Father was leaving on a trip. We arrived at the station together so I could see him off. He boarded the train, hugely crowded, squeezed among passengers along the corridor looking for a place to stand. I followed him along the platform, watching him through the windows, frame by frame, I even felt that cinematic sorrow of separation. I didn’t know where he was headed; still, I had the feeling it would be for a long while, one of those partings that even if a reunion is to follow down the line, people are different, changed for good, and don’t even know themselves how much.
When the pot finally breaks, the one full of tenderness, stubbornness, guilt and grievances, these all pour again back into space.
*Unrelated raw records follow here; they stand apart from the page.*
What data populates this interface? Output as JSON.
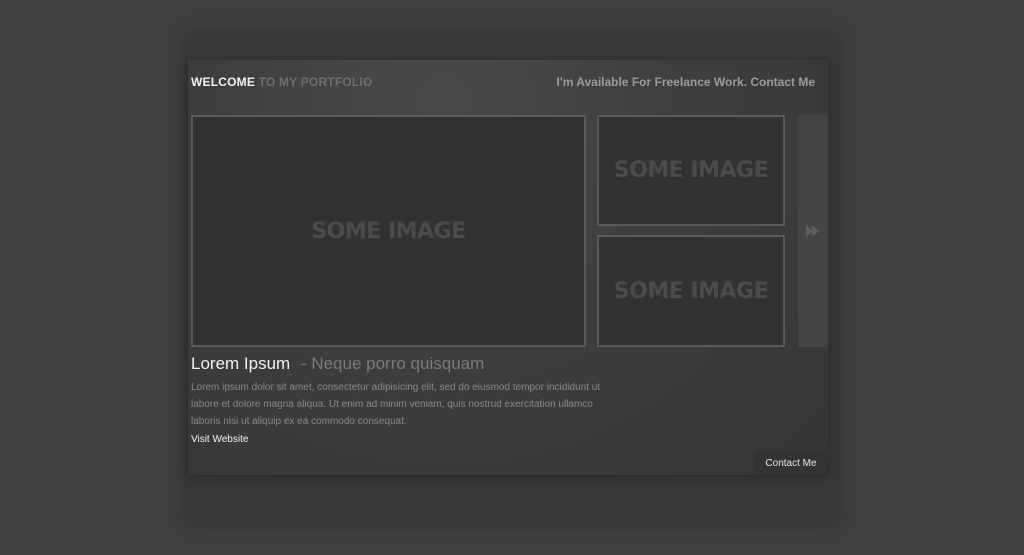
{
  "header": {
    "welcome_bold": "WELCOME",
    "welcome_rest": "TO MY PORTFOLIO",
    "availability": "I'm Available For Freelance Work. Contact Me"
  },
  "gallery": {
    "main_image_label": "SOME IMAGE",
    "side_image_1_label": "SOME IMAGE",
    "side_image_2_label": "SOME IMAGE",
    "next_icon": "play-arrow-icon"
  },
  "project": {
    "title": "Lorem Ipsum",
    "subtitle": "- Neque porro quisquam",
    "description": "Lorem ipsum dolor sit amet, consectetur adipisicing elit, sed do eiusmod tempor incididunt ut labore et dolore magna aliqua. Ut enim ad minim veniam, quis nostrud exercitation ullamco laboris nisi ut aliquip ex ea commodo consequat.",
    "visit_label": "Visit Website"
  },
  "footer": {
    "contact_label": "Contact Me"
  },
  "colors": {
    "background": "#3f3f3f",
    "panel": "#3e3e3e",
    "accent_text": "#f2f2f2",
    "muted_text": "#8a8a8a"
  }
}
Space is soaked down to its foundation and the veneer of things is so eroded that the city is turned back into a village, loneliness into intimacy, the journey into repose and the dream into a recollection. When everything dries up once more, space is now changed for good.
Basil Karadais was born and grew up in Thessaloniki but has been living abroad for a number of years. His interests are writing, music and mathematics. This is his first book.